A government committee to gather public opinions and make a recommendation on whether to resume the construction of nuclear reactors Shin-Kori 5 and 6 issued sourcebooks of pros and cons to citizen jurors on Thursday.
Under its original plan, it should have distributed them on Sept. 16, but it fell more than 10 days behind due to conflicts between the two sides.
Because public opinion was divided almost equally on the construction even before the commission was launched on July 24, strife was anticipated to some extent.
On Monday, the committee terminated a contract with a professor who was supposed to verify the draft sourcebook because the expert was found to have supported nuclear reactors in the past. The move sparked controversy over the neutrality and impartiality of information to be provided to the jurors, with both sides protesting.
A debate slated for Monday was indefinitely postponed in the aftermath of the protest.
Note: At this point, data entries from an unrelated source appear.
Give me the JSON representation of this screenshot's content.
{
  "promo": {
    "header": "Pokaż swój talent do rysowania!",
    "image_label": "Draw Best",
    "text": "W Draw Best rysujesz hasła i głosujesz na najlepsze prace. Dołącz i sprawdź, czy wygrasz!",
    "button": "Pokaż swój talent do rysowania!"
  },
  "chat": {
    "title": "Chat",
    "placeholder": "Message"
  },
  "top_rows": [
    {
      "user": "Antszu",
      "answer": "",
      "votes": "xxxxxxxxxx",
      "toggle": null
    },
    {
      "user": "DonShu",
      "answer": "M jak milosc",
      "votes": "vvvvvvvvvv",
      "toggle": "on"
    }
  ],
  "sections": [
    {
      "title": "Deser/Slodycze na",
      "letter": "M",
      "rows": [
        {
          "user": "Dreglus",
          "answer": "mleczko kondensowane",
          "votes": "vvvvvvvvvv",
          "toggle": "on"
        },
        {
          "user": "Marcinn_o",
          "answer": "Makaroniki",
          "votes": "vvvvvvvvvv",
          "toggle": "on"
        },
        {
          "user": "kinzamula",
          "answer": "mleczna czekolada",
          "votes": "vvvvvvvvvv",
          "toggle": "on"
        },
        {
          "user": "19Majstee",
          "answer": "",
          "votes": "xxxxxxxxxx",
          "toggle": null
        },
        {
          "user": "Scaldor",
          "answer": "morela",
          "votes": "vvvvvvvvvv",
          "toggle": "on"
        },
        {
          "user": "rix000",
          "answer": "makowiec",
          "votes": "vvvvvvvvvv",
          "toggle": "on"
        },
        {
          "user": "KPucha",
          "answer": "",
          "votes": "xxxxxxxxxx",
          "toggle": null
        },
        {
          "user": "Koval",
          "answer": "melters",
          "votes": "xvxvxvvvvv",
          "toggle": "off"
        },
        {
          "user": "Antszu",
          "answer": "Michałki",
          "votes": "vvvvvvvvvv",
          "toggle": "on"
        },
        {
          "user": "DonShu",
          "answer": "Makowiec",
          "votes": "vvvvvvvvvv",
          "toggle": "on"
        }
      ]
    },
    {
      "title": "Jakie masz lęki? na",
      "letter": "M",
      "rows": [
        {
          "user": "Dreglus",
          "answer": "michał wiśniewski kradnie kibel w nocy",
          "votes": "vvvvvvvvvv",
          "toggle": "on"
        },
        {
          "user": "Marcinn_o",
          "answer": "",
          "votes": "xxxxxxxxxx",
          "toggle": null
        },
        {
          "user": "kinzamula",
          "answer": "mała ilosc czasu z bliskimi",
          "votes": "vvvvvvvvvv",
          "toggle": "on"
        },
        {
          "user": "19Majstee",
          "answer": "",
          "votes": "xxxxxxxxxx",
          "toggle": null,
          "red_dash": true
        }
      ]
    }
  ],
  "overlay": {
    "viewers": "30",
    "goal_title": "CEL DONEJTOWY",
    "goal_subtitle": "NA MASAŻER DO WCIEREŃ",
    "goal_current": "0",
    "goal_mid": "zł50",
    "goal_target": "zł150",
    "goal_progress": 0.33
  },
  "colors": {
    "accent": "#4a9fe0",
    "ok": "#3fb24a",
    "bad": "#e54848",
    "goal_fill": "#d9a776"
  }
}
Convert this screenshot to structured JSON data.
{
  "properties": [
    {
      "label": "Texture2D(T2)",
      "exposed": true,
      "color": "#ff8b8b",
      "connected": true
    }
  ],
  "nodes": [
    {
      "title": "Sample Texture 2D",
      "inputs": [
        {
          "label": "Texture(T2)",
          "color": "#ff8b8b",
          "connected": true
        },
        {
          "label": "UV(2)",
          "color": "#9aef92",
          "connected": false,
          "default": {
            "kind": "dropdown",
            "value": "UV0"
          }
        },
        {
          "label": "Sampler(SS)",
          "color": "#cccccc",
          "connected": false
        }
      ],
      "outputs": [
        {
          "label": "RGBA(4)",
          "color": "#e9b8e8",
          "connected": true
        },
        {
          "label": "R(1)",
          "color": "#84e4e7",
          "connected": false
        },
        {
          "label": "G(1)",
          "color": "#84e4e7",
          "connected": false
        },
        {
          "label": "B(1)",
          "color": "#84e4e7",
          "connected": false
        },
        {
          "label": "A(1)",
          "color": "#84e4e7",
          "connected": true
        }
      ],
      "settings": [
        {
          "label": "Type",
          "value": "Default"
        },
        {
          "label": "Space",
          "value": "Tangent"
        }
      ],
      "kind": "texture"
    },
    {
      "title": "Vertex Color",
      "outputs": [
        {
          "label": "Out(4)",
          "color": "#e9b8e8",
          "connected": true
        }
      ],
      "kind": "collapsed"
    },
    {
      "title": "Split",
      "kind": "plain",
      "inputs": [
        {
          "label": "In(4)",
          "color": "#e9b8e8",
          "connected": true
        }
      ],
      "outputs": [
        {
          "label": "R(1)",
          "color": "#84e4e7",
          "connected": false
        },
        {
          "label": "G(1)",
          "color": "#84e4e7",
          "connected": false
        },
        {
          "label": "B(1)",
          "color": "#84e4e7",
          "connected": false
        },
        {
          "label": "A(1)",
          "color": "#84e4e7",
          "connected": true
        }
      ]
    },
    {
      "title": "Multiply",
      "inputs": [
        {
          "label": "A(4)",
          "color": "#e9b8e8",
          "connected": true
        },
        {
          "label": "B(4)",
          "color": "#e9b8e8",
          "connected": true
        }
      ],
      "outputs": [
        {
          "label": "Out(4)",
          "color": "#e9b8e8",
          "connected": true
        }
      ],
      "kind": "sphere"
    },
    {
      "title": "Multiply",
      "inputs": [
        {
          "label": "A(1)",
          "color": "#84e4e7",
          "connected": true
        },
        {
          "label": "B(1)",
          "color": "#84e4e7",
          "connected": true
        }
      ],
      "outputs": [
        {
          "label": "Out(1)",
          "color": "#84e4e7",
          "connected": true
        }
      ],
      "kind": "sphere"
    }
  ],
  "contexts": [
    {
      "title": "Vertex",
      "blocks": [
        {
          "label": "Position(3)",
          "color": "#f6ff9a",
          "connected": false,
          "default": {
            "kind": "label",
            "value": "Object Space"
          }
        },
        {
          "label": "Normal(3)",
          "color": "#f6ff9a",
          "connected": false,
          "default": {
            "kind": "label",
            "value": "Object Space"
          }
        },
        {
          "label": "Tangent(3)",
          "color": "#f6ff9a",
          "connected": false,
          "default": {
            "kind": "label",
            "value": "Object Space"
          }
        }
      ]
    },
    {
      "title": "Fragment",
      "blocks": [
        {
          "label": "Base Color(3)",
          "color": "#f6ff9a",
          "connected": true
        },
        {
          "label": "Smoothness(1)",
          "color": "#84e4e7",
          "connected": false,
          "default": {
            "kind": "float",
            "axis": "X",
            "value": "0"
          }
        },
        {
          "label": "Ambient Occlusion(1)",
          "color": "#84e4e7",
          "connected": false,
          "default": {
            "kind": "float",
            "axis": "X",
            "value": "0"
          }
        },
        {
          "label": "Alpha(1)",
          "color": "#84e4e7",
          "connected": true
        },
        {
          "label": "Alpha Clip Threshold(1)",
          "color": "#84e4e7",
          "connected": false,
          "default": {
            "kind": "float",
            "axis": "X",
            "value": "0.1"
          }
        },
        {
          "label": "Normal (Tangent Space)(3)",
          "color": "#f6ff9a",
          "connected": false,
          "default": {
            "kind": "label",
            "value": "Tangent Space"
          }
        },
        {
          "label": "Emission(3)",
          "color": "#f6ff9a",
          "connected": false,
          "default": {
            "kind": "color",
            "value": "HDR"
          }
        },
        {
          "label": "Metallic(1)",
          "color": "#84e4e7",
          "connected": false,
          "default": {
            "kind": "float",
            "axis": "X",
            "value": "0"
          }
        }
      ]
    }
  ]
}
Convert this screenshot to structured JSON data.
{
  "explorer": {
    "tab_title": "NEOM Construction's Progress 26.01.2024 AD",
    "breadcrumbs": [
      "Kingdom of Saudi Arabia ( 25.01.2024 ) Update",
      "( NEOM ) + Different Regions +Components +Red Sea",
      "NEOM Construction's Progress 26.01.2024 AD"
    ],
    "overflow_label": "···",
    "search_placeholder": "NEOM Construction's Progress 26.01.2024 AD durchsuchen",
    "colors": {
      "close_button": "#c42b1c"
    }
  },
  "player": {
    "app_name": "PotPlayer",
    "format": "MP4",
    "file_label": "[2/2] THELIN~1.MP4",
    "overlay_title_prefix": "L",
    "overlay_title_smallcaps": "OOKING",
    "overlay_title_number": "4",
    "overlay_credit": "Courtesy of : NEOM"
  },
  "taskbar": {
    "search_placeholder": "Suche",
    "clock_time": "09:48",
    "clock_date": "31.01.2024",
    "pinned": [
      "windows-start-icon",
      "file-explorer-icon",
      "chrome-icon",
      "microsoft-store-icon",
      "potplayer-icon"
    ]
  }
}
Earlier, reactor supporters had raised questions about the content of the draft sourcebook, arguing that it favored reactor opponents. Not long after the issue was resolved, they protested a government demand that reactor experts from certain groups stay out of the debate because they could hurt impartiality. Reactor advocates argued if they are excluded, few can make a logical argument on their side.
At last, after many twists and turns, sourcebooks needed for deliberation among citizen jurors were finalized and distributed. It’s fortunate that they were not postponed further. Among other things, a scheduled debate in a camp with the sourcebooks for three days in a row from Oct. 13 has been made possible. Strife over its ostensible bias was settled at least for the time being. Still, both sides hold fast to their opinions, casting a dark cloud over debates.
Shin-Kori advocates plan to hold rallies to protest public deliberation itself and question the government policy to wean the nation from nuclear power generation. There is doubt that the commission was formed eventually to serve President Moon’s election pledge to go free of nuclear power. The playing field may be uneven from the outset.
The commission is to complete its activities on Oct. 21, and a day earlier, it will submit its recommendation to the government. It will survey citizen jurors in the camp twice for the last time.
It is hardly understandable that a crucial issue like whether to terminate the construction of nuclear power plants can be resolved through several opinion polls and three days of camp discussions.
Considering conflicts between supporters and opponents, it is questionable whether the commission will be able to make its recommendation on Oct. 20 as scheduled.
More worrisome is, it is unclear if either side whose argument will not be recommended will accept the recommendation even if the commission will meet the deadline.
The commission now has less than a fortnight to work, excluding Chuseok holiday. It is questionable if citizen jurors can have a meaningful discussion and reach a rational and careful conclusion in such a short period.
Public deliberation is likely to be ineffective if it is pressed for time. The nation has experienced this regarding how to dispose of spent fuel rods. The then public deliberation committee failed to address core issues due to internal discord and resignations of some members after 20 months of operation from October 2013 to June 2015.
The committee for Shin-Kori 5 and 6 is feared to be following in the footsteps of the spent fuel rod panel.
When it comes to an important, controversial and farsighted policy issue, a long period of discussion is desirable. So why is the Moon administration rushing into a decision?
Worries will remain even after the recommendation is submitted. Whichever the commission chooses, backlash and strife will be unavoidable.
The government needs to weigh whether to proceed with public deliberation on the tight schedule.